EXERCISE AIM
Write out the records below once more, exactly as they stand.

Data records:
Start of Block
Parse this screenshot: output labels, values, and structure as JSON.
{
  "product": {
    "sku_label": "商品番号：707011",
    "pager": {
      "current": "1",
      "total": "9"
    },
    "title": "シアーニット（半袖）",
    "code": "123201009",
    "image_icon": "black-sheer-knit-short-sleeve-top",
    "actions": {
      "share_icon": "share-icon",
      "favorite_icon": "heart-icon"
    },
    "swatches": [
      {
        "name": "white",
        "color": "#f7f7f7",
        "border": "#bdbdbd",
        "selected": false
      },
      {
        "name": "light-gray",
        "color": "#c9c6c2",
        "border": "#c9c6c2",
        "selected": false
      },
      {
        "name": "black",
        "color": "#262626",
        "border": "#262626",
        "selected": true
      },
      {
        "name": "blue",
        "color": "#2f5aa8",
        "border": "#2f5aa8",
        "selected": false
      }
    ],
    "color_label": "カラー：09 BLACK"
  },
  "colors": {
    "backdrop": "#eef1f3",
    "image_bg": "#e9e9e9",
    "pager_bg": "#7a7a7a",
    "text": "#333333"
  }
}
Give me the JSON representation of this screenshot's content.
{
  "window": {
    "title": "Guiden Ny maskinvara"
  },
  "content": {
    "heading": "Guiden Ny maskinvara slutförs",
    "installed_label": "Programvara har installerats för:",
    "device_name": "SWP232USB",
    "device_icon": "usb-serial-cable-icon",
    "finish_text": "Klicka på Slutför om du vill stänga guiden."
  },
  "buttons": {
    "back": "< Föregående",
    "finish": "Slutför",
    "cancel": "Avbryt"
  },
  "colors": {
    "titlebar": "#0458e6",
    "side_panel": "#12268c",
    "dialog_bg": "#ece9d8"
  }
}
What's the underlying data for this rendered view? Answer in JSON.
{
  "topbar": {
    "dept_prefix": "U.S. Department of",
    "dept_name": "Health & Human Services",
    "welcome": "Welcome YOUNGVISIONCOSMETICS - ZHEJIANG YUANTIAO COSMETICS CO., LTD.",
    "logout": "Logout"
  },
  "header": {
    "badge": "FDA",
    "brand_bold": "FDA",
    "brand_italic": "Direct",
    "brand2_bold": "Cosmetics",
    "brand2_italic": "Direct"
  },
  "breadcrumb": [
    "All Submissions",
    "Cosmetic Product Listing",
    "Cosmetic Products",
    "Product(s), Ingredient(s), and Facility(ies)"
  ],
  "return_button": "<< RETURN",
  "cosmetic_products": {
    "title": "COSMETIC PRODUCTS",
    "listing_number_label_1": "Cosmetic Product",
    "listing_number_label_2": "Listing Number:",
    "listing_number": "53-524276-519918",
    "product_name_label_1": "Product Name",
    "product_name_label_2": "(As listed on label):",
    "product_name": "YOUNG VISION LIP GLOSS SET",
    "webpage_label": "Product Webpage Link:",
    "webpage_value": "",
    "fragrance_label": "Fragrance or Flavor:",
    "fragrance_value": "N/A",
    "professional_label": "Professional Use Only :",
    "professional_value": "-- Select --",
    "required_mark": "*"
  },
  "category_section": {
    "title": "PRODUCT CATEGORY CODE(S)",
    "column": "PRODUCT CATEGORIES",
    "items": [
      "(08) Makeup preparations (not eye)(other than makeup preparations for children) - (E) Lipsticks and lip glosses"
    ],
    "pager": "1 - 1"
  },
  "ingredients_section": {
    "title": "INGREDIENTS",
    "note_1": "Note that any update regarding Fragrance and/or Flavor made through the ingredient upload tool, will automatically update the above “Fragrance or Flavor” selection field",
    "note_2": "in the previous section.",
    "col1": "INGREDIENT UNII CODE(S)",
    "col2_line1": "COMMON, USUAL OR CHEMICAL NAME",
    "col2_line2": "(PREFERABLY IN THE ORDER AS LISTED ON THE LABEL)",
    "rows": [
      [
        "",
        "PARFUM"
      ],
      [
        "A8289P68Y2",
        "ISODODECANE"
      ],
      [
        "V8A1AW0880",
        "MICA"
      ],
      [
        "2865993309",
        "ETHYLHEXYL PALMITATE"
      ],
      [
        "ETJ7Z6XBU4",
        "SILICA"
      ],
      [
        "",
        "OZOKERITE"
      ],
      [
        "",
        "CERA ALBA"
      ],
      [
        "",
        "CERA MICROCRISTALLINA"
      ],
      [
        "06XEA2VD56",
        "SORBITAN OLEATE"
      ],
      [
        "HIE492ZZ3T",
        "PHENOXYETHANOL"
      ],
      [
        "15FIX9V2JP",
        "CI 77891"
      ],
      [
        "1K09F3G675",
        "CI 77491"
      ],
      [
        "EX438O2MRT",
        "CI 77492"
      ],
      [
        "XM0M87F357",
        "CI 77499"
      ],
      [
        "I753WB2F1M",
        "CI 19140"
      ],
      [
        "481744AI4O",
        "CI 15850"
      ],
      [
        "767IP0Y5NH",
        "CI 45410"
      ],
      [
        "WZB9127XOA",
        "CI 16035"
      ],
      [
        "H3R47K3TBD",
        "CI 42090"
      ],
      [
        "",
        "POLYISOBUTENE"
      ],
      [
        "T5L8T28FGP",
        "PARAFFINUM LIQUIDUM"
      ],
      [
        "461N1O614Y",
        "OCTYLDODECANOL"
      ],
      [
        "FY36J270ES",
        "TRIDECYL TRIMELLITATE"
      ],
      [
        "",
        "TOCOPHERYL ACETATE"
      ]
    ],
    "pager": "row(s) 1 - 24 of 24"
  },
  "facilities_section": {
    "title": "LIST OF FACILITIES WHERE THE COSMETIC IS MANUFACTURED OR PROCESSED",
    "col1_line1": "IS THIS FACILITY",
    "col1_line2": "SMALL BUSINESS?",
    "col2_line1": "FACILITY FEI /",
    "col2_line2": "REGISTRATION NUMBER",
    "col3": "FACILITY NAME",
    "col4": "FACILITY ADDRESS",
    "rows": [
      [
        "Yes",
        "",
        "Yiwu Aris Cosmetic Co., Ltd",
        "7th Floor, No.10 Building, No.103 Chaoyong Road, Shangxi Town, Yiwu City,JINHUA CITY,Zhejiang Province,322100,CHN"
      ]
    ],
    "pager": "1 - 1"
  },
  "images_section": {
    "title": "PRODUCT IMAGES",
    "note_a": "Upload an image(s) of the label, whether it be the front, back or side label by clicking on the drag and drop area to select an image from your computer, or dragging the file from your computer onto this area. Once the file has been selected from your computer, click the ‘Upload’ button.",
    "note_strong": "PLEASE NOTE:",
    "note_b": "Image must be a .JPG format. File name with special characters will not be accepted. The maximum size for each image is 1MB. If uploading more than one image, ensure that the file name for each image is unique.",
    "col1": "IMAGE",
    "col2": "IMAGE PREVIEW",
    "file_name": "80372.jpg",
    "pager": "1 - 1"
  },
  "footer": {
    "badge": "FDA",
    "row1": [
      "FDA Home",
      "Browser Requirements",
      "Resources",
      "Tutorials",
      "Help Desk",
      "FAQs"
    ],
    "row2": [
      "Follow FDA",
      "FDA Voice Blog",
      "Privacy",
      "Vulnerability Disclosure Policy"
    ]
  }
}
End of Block
EXERCISE RESULT
Parse this screenshot: output labels, values, and structure as JSON.
{
  "product": {
    "sku_label": "商品番号：707011",
    "pager": {
      "current": "1",
      "total": "9"
    },
    "title": "シアーニット（半袖）",
    "code": "123201009",
    "image_icon": "black-sheer-knit-short-sleeve-top",
    "actions": {
      "share_icon": "share-icon",
      "favorite_icon": "heart-icon"
    },
    "swatches": [
      {
        "name": "white",
        "color": "#f7f7f7",
        "border": "#bdbdbd",
        "selected": false
      },
      {
        "name": "light-gray",
        "color": "#c9c6c2",
        "border": "#c9c6c2",
        "selected": false
      },
      {
        "name": "black",
        "color": "#262626",
        "border": "#262626",
        "selected": true
      },
      {
        "name": "blue",
        "color": "#2f5aa8",
        "border": "#2f5aa8",
        "selected": false
      }
    ],
    "color_label": "カラー：09 BLACK"
  },
  "colors": {
    "backdrop": "#eef1f3",
    "image_bg": "#e9e9e9",
    "pager_bg": "#7a7a7a",
    "text": "#333333"
  }
}
Give me the JSON representation of this screenshot's content.
{
  "window": {
    "title": "Guiden Ny maskinvara"
  },
  "content": {
    "heading": "Guiden Ny maskinvara slutförs",
    "installed_label": "Programvara har installerats för:",
    "device_name": "SWP232USB",
    "device_icon": "usb-serial-cable-icon",
    "finish_text": "Klicka på Slutför om du vill stänga guiden."
  },
  "buttons": {
    "back": "< Föregående",
    "finish": "Slutför",
    "cancel": "Avbryt"
  },
  "colors": {
    "titlebar": "#0458e6",
    "side_panel": "#12268c",
    "dialog_bg": "#ece9d8"
  }
}
What's the underlying data for this rendered view? Answer in JSON.
{
  "topbar": {
    "dept_prefix": "U.S. Department of",
    "dept_name": "Health & Human Services",
    "welcome": "Welcome YOUNGVISIONCOSMETICS - ZHEJIANG YUANTIAO COSMETICS CO., LTD.",
    "logout": "Logout"
  },
  "header": {
    "badge": "FDA",
    "brand_bold": "FDA",
    "brand_italic": "Direct",
    "brand2_bold": "Cosmetics",
    "brand2_italic": "Direct"
  },
  "breadcrumb": [
    "All Submissions",
    "Cosmetic Product Listing",
    "Cosmetic Products",
    "Product(s), Ingredient(s), and Facility(ies)"
  ],
  "return_button": "<< RETURN",
  "cosmetic_products": {
    "title": "COSMETIC PRODUCTS",
    "listing_number_label_1": "Cosmetic Product",
    "listing_number_label_2": "Listing Number:",
    "listing_number": "53-524276-519918",
    "product_name_label_1": "Product Name",
    "product_name_label_2": "(As listed on label):",
    "product_name": "YOUNG VISION LIP GLOSS SET",
    "webpage_label": "Product Webpage Link:",
    "webpage_value": "",
    "fragrance_label": "Fragrance or Flavor:",
    "fragrance_value": "N/A",
    "professional_label": "Professional Use Only :",
    "professional_value": "-- Select --",
    "required_mark": "*"
  },
  "category_section": {
    "title": "PRODUCT CATEGORY CODE(S)",
    "column": "PRODUCT CATEGORIES",
    "items": [
      "(08) Makeup preparations (not eye)(other than makeup preparations for children) - (E) Lipsticks and lip glosses"
    ],
    "pager": "1 - 1"
  },
  "ingredients_section": {
    "title": "INGREDIENTS",
    "note_1": "Note that any update regarding Fragrance and/or Flavor made through the ingredient upload tool, will automatically update the above “Fragrance or Flavor” selection field",
    "note_2": "in the previous section.",
    "col1": "INGREDIENT UNII CODE(S)",
    "col2_line1": "COMMON, USUAL OR CHEMICAL NAME",
    "col2_line2": "(PREFERABLY IN THE ORDER AS LISTED ON THE LABEL)",
    "rows": [
      [
        "",
        "PARFUM"
      ],
      [
        "A8289P68Y2",
        "ISODODECANE"
      ],
      [
        "V8A1AW0880",
        "MICA"
      ],
      [
        "2865993309",
        "ETHYLHEXYL PALMITATE"
      ],
      [
        "ETJ7Z6XBU4",
        "SILICA"
      ],
      [
        "",
        "OZOKERITE"
      ],
      [
        "",
        "CERA ALBA"
      ],
      [
        "",
        "CERA MICROCRISTALLINA"
      ],
      [
        "06XEA2VD56",
        "SORBITAN OLEATE"
      ],
      [
        "HIE492ZZ3T",
        "PHENOXYETHANOL"
      ],
      [
        "15FIX9V2JP",
        "CI 77891"
      ],
      [
        "1K09F3G675",
        "CI 77491"
      ],
      [
        "EX438O2MRT",
        "CI 77492"
      ],
      [
        "XM0M87F357",
        "CI 77499"
      ],
      [
        "I753WB2F1M",
        "CI 19140"
      ],
      [
        "481744AI4O",
        "CI 15850"
      ],
      [
        "767IP0Y5NH",
        "CI 45410"
      ],
      [
        "WZB9127XOA",
        "CI 16035"
      ],
      [
        "H3R47K3TBD",
        "CI 42090"
      ],
      [
        "",
        "POLYISOBUTENE"
      ],
      [
        "T5L8T28FGP",
        "PARAFFINUM LIQUIDUM"
      ],
      [
        "461N1O614Y",
        "OCTYLDODECANOL"
      ],
      [
        "FY36J270ES",
        "TRIDECYL TRIMELLITATE"
      ],
      [
        "",
        "TOCOPHERYL ACETATE"
      ]
    ],
    "pager": "row(s) 1 - 24 of 24"
  },
  "facilities_section": {
    "title": "LIST OF FACILITIES WHERE THE COSMETIC IS MANUFACTURED OR PROCESSED",
    "col1_line1": "IS THIS FACILITY",
    "col1_line2": "SMALL BUSINESS?",
    "col2_line1": "FACILITY FEI /",
    "col2_line2": "REGISTRATION NUMBER",
    "col3": "FACILITY NAME",
    "col4": "FACILITY ADDRESS",
    "rows": [
      [
        "Yes",
        "",
        "Yiwu Aris Cosmetic Co., Ltd",
        "7th Floor, No.10 Building, No.103 Chaoyong Road, Shangxi Town, Yiwu City,JINHUA CITY,Zhejiang Province,322100,CHN"
      ]
    ],
    "pager": "1 - 1"
  },
  "images_section": {
    "title": "PRODUCT IMAGES",
    "note_a": "Upload an image(s) of the label, whether it be the front, back or side label by clicking on the drag and drop area to select an image from your computer, or dragging the file from your computer onto this area. Once the file has been selected from your computer, click the ‘Upload’ button.",
    "note_strong": "PLEASE NOTE:",
    "note_b": "Image must be a .JPG format. File name with special characters will not be accepted. The maximum size for each image is 1MB. If uploading more than one image, ensure that the file name for each image is unique.",
    "col1": "IMAGE",
    "col2": "IMAGE PREVIEW",
    "file_name": "80372.jpg",
    "pager": "1 - 1"
  },
  "footer": {
    "badge": "FDA",
    "row1": [
      "FDA Home",
      "Browser Requirements",
      "Resources",
      "Tutorials",
      "Help Desk",
      "FAQs"
    ],
    "row2": [
      "Follow FDA",
      "FDA Voice Blog",
      "Privacy",
      "Vulnerability Disclosure Policy"
    ]
  }
}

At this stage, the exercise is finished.